The standard of reasonableness required and who makes order an employee to submit to testing are defined by each company’s policies, practices, and contractual agreements with employees and labor unions. In addition, state and federal law may impose requirements on when and how reasonable cause testing in the workplace may be conducted. In most instances, a determination of reasonable cause will require direct observation and identification of the behavior, appearance, or conduct of an employee giving rise to the observer’s suspicion. Rumors of drug or alcohol use and “gut feelings” are not sufficient to justify reasonable cause testing. Employers must adhere to all state and federal laws when conducting reasonable cause testing in order to avoid claims of discrimination or other legal ramifications.
Federal Department of Transportation (DOT) guidelines require reasonable cause testing for drug or alcohol use for covered employees, those engaged in safety-sensitive transportation-related tasks, under certain defined circumstances. These rules further require that supervisors or other designated employees must undergo specific training to learn the signs and symptoms associated with drug or alcohol use to be qualified to make a reasonable cause determination. The amount and type of training vary slightly among DOT agencies.
Because the use of alcohol is legal, a reasonable cause test for alcohol use may be ordered only when an employee appears to be under the influence immediately before, during, or just after the performance of safety-sensitive duties. In contrast, reasonable cause testing for suspected drug use may be conducted at any time a trained observer believes an employee has used illegal drugs.
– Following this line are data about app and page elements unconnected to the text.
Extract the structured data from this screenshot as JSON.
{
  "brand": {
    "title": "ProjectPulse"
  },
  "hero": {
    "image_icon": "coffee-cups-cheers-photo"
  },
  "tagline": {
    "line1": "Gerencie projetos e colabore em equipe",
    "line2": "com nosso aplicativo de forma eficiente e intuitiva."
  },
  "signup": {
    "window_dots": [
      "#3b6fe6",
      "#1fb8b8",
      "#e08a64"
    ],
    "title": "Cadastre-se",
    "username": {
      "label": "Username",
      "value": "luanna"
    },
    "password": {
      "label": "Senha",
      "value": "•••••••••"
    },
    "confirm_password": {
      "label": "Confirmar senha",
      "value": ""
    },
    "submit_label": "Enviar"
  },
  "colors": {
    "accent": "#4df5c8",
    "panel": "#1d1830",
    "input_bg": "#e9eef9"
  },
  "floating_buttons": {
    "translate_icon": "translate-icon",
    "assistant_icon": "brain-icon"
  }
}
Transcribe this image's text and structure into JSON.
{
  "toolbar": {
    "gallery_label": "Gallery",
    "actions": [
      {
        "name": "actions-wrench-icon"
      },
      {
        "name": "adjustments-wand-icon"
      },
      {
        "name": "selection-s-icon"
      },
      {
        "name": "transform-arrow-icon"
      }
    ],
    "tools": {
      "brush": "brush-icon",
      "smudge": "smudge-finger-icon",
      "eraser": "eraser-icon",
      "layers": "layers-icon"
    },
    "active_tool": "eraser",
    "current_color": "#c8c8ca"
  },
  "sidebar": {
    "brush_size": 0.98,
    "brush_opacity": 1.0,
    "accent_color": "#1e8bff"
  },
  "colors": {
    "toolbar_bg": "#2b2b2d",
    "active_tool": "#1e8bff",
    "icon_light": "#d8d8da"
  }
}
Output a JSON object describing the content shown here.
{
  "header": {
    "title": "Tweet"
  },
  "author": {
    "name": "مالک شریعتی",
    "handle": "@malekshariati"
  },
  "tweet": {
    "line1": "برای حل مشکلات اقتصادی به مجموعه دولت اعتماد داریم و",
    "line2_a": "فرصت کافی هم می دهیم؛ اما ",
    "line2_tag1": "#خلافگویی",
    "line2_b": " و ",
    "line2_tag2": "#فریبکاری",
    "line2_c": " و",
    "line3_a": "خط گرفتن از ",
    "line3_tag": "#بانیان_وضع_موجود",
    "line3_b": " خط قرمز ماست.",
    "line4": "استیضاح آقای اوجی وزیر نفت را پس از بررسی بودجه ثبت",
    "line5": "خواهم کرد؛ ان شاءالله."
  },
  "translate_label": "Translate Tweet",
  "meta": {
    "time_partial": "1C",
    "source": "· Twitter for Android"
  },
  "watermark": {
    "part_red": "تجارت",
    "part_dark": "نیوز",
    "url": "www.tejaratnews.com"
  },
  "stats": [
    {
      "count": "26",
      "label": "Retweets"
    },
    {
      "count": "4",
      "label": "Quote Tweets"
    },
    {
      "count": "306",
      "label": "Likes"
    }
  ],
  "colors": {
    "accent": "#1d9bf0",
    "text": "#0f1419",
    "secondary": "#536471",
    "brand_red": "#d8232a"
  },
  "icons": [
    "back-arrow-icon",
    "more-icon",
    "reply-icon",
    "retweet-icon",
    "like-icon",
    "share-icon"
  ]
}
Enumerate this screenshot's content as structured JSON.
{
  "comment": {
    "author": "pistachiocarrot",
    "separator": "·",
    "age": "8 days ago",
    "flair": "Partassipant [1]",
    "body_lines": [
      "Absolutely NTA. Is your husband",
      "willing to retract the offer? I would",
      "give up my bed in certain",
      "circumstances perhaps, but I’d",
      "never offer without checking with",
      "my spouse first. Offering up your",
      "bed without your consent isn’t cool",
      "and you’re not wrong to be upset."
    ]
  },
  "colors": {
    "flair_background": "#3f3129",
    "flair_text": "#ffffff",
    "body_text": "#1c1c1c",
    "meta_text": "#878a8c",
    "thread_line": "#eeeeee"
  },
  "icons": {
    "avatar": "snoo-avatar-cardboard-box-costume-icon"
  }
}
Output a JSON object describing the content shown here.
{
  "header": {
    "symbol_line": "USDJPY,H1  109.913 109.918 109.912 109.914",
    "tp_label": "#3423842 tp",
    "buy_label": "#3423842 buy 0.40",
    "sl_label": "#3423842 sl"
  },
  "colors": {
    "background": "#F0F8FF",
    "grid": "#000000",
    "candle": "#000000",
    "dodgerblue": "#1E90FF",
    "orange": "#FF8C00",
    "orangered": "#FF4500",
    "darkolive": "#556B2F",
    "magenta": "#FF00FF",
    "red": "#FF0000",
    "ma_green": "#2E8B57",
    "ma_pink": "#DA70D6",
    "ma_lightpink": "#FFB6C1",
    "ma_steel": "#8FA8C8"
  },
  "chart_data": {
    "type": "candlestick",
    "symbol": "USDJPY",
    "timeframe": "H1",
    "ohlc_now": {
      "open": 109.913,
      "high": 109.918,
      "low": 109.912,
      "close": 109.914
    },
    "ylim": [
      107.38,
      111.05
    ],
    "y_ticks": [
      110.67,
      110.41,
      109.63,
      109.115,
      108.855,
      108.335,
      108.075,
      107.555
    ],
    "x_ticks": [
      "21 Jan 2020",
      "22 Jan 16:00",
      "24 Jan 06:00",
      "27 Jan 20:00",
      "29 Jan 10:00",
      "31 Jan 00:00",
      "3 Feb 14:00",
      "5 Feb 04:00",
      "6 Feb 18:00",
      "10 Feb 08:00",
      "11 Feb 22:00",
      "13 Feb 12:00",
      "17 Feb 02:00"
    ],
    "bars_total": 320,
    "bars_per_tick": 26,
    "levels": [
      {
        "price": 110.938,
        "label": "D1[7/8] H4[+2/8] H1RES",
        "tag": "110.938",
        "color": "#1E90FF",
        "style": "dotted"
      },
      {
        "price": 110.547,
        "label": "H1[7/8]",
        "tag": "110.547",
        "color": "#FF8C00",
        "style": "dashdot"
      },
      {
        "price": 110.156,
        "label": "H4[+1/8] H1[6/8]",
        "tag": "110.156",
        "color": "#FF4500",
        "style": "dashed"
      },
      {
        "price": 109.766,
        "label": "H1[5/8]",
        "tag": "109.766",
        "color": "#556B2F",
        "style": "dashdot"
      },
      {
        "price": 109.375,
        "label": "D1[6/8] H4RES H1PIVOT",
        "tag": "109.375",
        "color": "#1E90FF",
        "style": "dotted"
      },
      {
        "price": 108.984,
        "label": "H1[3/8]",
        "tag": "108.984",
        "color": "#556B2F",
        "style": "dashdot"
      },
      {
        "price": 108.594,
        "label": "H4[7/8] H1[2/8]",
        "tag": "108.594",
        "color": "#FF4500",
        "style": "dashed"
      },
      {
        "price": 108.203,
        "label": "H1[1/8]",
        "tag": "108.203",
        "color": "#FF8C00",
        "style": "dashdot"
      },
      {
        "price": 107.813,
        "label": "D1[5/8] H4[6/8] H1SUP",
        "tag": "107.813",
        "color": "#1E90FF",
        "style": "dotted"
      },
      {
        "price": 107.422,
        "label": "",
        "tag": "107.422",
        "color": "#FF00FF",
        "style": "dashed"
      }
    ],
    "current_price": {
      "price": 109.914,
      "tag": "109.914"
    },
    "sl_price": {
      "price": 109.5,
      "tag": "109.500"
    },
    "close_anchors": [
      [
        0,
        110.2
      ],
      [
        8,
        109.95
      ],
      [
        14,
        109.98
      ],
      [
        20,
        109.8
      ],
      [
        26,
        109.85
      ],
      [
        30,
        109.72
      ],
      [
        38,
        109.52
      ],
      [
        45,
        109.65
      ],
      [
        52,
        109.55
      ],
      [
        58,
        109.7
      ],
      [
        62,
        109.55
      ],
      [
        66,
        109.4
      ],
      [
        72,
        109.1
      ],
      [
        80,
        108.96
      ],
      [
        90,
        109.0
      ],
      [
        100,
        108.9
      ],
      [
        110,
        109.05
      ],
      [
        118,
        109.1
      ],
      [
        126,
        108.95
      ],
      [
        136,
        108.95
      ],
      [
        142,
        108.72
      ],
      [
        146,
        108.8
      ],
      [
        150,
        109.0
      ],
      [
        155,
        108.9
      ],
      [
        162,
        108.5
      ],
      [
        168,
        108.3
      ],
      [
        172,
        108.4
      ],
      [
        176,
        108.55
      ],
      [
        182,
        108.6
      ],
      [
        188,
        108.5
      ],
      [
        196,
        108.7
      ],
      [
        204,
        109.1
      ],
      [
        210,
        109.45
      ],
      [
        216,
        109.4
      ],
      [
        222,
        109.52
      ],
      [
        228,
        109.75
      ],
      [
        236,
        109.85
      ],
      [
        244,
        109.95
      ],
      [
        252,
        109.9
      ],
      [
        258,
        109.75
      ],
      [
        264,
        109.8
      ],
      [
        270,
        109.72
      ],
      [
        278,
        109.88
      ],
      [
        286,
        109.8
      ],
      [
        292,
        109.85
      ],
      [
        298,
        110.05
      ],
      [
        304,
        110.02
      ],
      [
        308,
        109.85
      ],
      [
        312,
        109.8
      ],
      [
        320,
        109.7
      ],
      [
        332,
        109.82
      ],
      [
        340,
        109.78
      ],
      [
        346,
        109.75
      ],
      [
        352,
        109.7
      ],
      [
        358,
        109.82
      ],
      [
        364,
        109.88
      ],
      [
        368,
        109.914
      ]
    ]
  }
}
Whenever an employee is identified for reasonable cause testing, he or she will be removed from any safety-sensitive duties until the testing process has been completed.